Former District Attorney Lynne Abraham, who finished third in the 2015 primary, said she is giving another run some thought. But her experience three years ago, when four super PACs spent more than $11 million on independent expenditures to back Kenney and Williams — more than the six primary candidates spent together — is not something she'd like to relive.

"I saw how elections are being bought and paid for by outside interests," she said.

City Councilwoman Cindy Bass, increasingly at odds with Kenney on issues ranging from stop-and-frisk to his proposed property tax increase, is also being chattered about as a candidate. A source close to Bass says she has been approached about a 2019 run.

Meet the guys with nothing to lose

Of all the potential 2019 candidates, former City Controller Alan Butkovitz seems closest to pulling the trigger. Butkovitz, who lost a bid for a fourth term last year, said "it's likely" he'll challenge Kenney in the primary.

And he's already got a platform. Butkovitz, who has railed about the soda tax Kenney pushed City Council to approve, says he would repeal that levy and cap property tax assessments so they would not increase annually by more than twice the rate of inflation.

Lt. Gov. Mike Stack's fall from power has been riveting and already he's looking for a way back. Stack, who lost his bid for reelection in May after Gov. Wolf stripped him of staff amid accusations that he and his wife had been abusive toward state employees, could run for mayor, City Council, or the U.S. House.

Spokesman Marty Marks said Stack "is keeping all his options open."

"He has friends in politics who have supported him and he's supported them over the years, and so there's people he would not want to run against. … He never expressed to me an interest in running against Mayor Kenney," Marks added.

Whatever happens, the odds favor a second term for Kenney.

It has been nearly seven decades since Philadelphia voters approved a City Charter that limits a mayor to two consecutive terms. In that time, seven Democrats have won second terms, while two opted not to run again.

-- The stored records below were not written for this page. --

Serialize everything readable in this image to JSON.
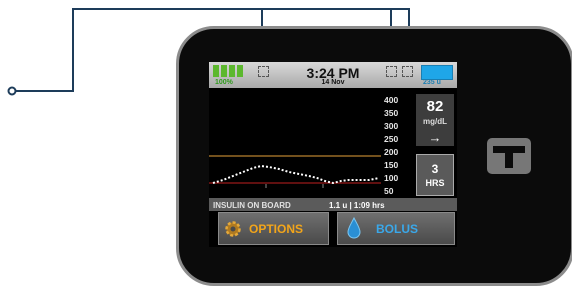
{
  "status": {
    "battery_percent": "100%",
    "time": "3:24 PM",
    "date": "14 Nov",
    "insulin_units": "235 u"
  },
  "graph": {
    "y_ticks": [
      "400",
      "350",
      "300",
      "250",
      "200",
      "150",
      "100",
      "50"
    ]
  },
  "bg": {
    "value": "82",
    "unit": "mg/dL",
    "trend": "→"
  },
  "hours_button": {
    "number": "3",
    "label": "HRS"
  },
  "iob": {
    "label": "INSULIN ON BOARD",
    "value": "1.1 u | 1:09 hrs"
  },
  "buttons": {
    "options": "OPTIONS",
    "bolus": "BOLUS"
  },
  "colors": {
    "options_text": "#f2a51a",
    "bolus_text": "#3aa8ea",
    "battery": "#5cb82e",
    "insulin": "#1fa6e8"
  },
  "icons": [
    "gear-icon",
    "drop-icon",
    "arrow-right-icon",
    "tandem-logo"
  ]
}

No mayor has been defeated in a bid for another term since then.

As for the Republicans …

It has been 71 years since Philadelphians elected a Republican as mayor, though Sam Katz came close, losing to John Street by 9,447 votes in 1999.

It's a tough task, running as a Republican in Philly, where 77 percent of the voters are registered Democrats. The GOP makes up just 11 percent of the registration, while independent voters and members of smaller political parties constitute the other 12 percent.

The GOP nominee next year may be provocative, if not competitive.

South Philly defense attorney William "Billy C." Ciancaglini, a Democrat-turned-Republican, is currently the only declared candidate for mayor.

He squeezed into a selfie with Vice President Pence during an event Monday at the Union League and then tweeted the picture with this: "I'm pretty sure I heard this guy say into my ear, 'Donald and I endorse you for Mayor.'"

Michael Meehan, chairman of the Republican City Committee, said he has spoken about 2019 with Ciancaglini and one other potential candidate, whom he declined to identify.

"In this day and age, the identification of them could be the termination of their interest because of the hostility it generates," he explained.

Meehan says he expects just one Republican candidate, but would be thrilled to have a competitive primary. The party's nominee will have to raise "at least $2 million to run a credible campaign," he said.

Melissa Murray Bailey, a Democrat-turned-Republican nominee for mayor in 2015 put that number at $3 million at the time, but raised less than $30,000 and won just 13.2 percent of the vote.

Meehan said Ciancaglini – a boisterous presence on social media who lost a 2015 bid for Common Pleas Court judge – lacks the track record to show he can raise money. Still, his unconventional style could be a headache for Kenney.

"He's a piece of work," Meehan said. "The mayor would be in an awkward position, because you never know what's going to come out of his mouth."